chain of causation was disrupted and refused conviction under Section 302.
Instead they were convicted for attempt to murder under Section 307.
In case of the offence of murder, a person is liable for the direct
consequences of his actions in terms of causal relationship and not in terms
time and space. For the purpose of determining causation, as long
as a causal relationship exists, the time passed between the act and the
consequence is irrelevant. In Subhash v State18, where the accused threw
acid on the victim leading to her demise, the court held that the fact that the
victim died 20 days after the attack as a result of septicemia is irrelevant.
The septicemia was due to infection of the injury caused by the acid burns

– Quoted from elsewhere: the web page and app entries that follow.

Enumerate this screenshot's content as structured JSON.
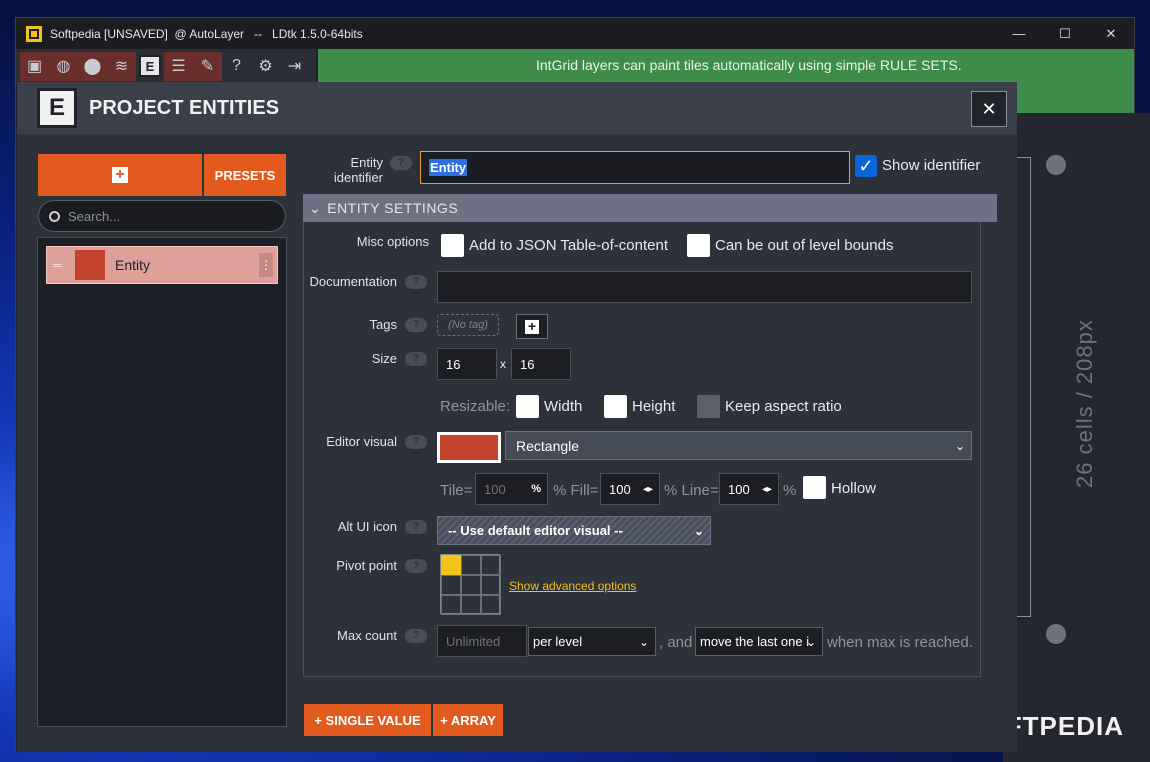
{
  "window": {
    "title": "Softpedia [UNSAVED]  @ AutoLayer   --   LDtk 1.5.0-64bits",
    "controls": [
      "—",
      "☐",
      "✕"
    ]
  },
  "toolbar": {
    "icons": [
      "project-settings-icon",
      "world-icon",
      "level-icon",
      "layers-icon",
      "entities-icon",
      "enums-icon",
      "tilesets-icon",
      "help-icon",
      "settings-icon",
      "exit-icon"
    ],
    "active": "entities-icon"
  },
  "banner": {
    "text": "IntGrid layers can paint tiles automatically using simple RULE SETS."
  },
  "canvas": {
    "dimension_text": "26 cells / 208px"
  },
  "watermark": "SOFTPEDIA",
  "panel": {
    "title": "PROJECT ENTITIES",
    "close": "✕",
    "add_plus": "+",
    "presets": "PRESETS",
    "search_placeholder": "Search...",
    "entities": [
      {
        "name": "Entity",
        "color": "#c3432c"
      }
    ]
  },
  "form": {
    "identifier_label": "Entity identifier",
    "identifier_value": "Entity",
    "show_identifier_label": "Show identifier",
    "show_identifier_checked": true,
    "help": "?",
    "section_title": "ENTITY SETTINGS",
    "misc_label": "Misc options",
    "misc_add_json": "Add to JSON Table-of-content",
    "misc_out_bounds": "Can be out of level bounds",
    "doc_label": "Documentation",
    "tags_label": "Tags",
    "no_tag": "(No tag)",
    "size_label": "Size",
    "size_w": "16",
    "size_x": "x",
    "size_h": "16",
    "resizable_label": "Resizable:",
    "width_label": "Width",
    "height_label": "Height",
    "keep_aspect_label": "Keep aspect ratio",
    "editor_visual_label": "Editor visual",
    "editor_visual_value": "Rectangle",
    "tile_label": "Tile=",
    "tile_value": "100",
    "pct": "%",
    "fill_label": "% Fill=",
    "fill_value": "100",
    "line_label": "% Line=",
    "line_value": "100",
    "hollow_label": "Hollow",
    "alt_icon_label": "Alt UI icon",
    "alt_icon_value": "-- Use default editor visual --",
    "pivot_label": "Pivot point",
    "advanced_link": "Show advanced options",
    "max_count_label": "Max count",
    "max_count_placeholder": "Unlimited",
    "per_level": "per level",
    "and": ", and",
    "move_last": "move the last one i",
    "max_reached": "when max is reached.",
    "single_value": "+ SINGLE VALUE",
    "array": "+ ARRAY"
  }
}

and therefore, a direct cause of the accused’s actions. The Delhi High court
convicted the accused under Section 302 for murder. Even in cases where
there is a substantial delay between the death and the act, the accused may
still be held liable. For example, X
poisons Y with a special poison, which causes Y’s organ system to shut
down slowly over time. Y dies after a period of six months. X is still liable
for Y’s death.
However, the chain of causation in case of murder is strictly scrutinized and
the benefit of doubt is given to the accused. In M.B. Suresh v State of
Karnataka, the accused fired indiscriminately at the deceased causing nine
injuries. The doctor stated the cause of death to be shock. The Supreme
Court held the reason behind the shock was unknown and cannot be
attributed to the injuries caused by the accused. The Supreme Court hence

AIR 1961 MAD 498


2012 IndLaw DEL 3634
refused to convict the accused for murder. Instead, he was convicted under
Section 307 for attempt to murder.